── Available data

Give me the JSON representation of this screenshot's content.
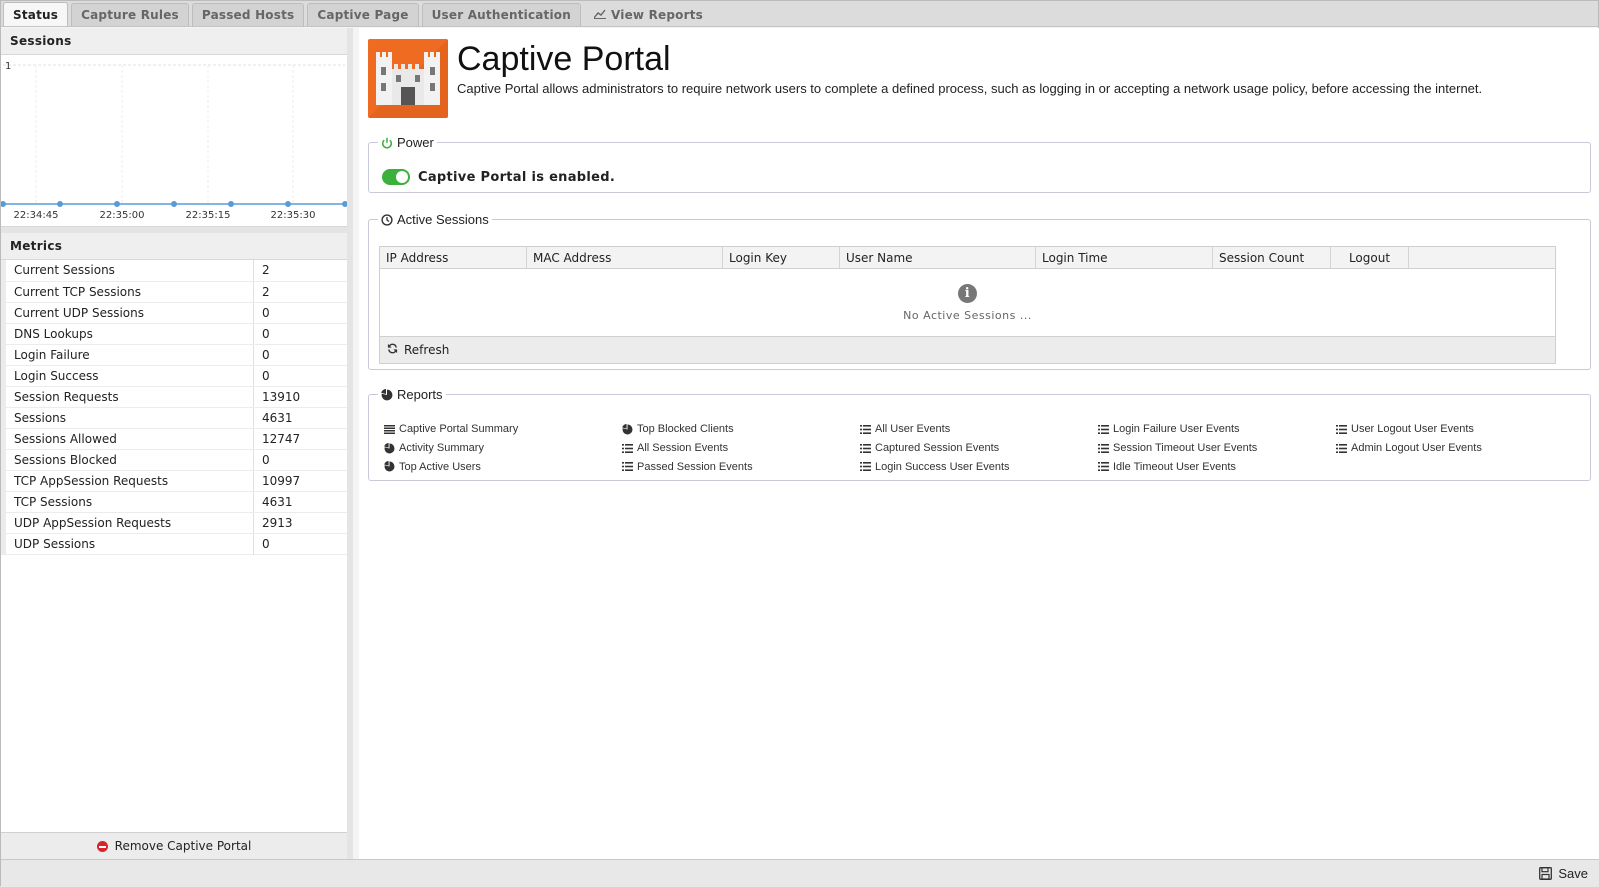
{
  "tabs": [
    {
      "label": "Status",
      "active": true
    },
    {
      "label": "Capture Rules"
    },
    {
      "label": "Passed Hosts"
    },
    {
      "label": "Captive Page"
    },
    {
      "label": "User Authentication"
    },
    {
      "label": "View Reports",
      "icon": "line-chart-icon"
    }
  ],
  "sessions_panel": {
    "title": "Sessions"
  },
  "chart_data": {
    "type": "line",
    "x": [
      "22:34:45",
      "22:35:00",
      "22:35:15",
      "22:35:30"
    ],
    "x_ticks": [
      "22:34:45",
      "22:35:00",
      "22:35:15",
      "22:35:30"
    ],
    "y_ticks": [
      "1"
    ],
    "ylim": [
      0,
      1
    ],
    "series": [
      {
        "values": [
          0,
          0,
          0,
          0,
          0,
          0,
          0
        ]
      }
    ],
    "color": "#5b9bd5",
    "grid": true
  },
  "metrics_panel": {
    "title": "Metrics",
    "rows": [
      {
        "name": "Current Sessions",
        "value": "2"
      },
      {
        "name": "Current TCP Sessions",
        "value": "2"
      },
      {
        "name": "Current UDP Sessions",
        "value": "0"
      },
      {
        "name": "DNS Lookups",
        "value": "0"
      },
      {
        "name": "Login Failure",
        "value": "0"
      },
      {
        "name": "Login Success",
        "value": "0"
      },
      {
        "name": "Session Requests",
        "value": "13910"
      },
      {
        "name": "Sessions",
        "value": "4631"
      },
      {
        "name": "Sessions Allowed",
        "value": "12747"
      },
      {
        "name": "Sessions Blocked",
        "value": "0"
      },
      {
        "name": "TCP AppSession Requests",
        "value": "10997"
      },
      {
        "name": "TCP Sessions",
        "value": "4631"
      },
      {
        "name": "UDP AppSession Requests",
        "value": "2913"
      },
      {
        "name": "UDP Sessions",
        "value": "0"
      }
    ]
  },
  "remove_label": "Remove Captive Portal",
  "app": {
    "title": "Captive Portal",
    "description": "Captive Portal allows administrators to require network users to complete a defined process, such as logging in or accepting a network usage policy, before accessing the internet.",
    "logo_color": "#ee6b21"
  },
  "power": {
    "legend": "Power",
    "status_text": "Captive Portal is enabled.",
    "enabled": true,
    "color": "#3bb03b"
  },
  "active_sessions": {
    "legend": "Active Sessions",
    "columns": [
      "IP Address",
      "MAC Address",
      "Login Key",
      "User Name",
      "Login Time",
      "Session Count",
      "Logout"
    ],
    "empty_text": "No Active Sessions ...",
    "refresh_label": "Refresh"
  },
  "reports": {
    "legend": "Reports",
    "columns": [
      [
        {
          "label": "Captive Portal Summary",
          "icon": "text-lines-icon"
        },
        {
          "label": "Activity Summary",
          "icon": "pie-chart-icon"
        },
        {
          "label": "Top Active Users",
          "icon": "pie-chart-icon"
        }
      ],
      [
        {
          "label": "Top Blocked Clients",
          "icon": "pie-chart-icon"
        },
        {
          "label": "All Session Events",
          "icon": "list-icon"
        },
        {
          "label": "Passed Session Events",
          "icon": "list-icon"
        }
      ],
      [
        {
          "label": "All User Events",
          "icon": "list-icon"
        },
        {
          "label": "Captured Session Events",
          "icon": "list-icon"
        },
        {
          "label": "Login Success User Events",
          "icon": "list-icon"
        }
      ],
      [
        {
          "label": "Login Failure User Events",
          "icon": "list-icon"
        },
        {
          "label": "Session Timeout User Events",
          "icon": "list-icon"
        },
        {
          "label": "Idle Timeout User Events",
          "icon": "list-icon"
        }
      ],
      [
        {
          "label": "User Logout User Events",
          "icon": "list-icon"
        },
        {
          "label": "Admin Logout User Events",
          "icon": "list-icon"
        }
      ]
    ]
  },
  "save_label": "Save"
}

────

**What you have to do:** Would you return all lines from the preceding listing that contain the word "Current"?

**Finished task:**
        "name": "Current Sessions",
        "name": "Current TCP Sessions",
        "name": "Current UDP Sessions",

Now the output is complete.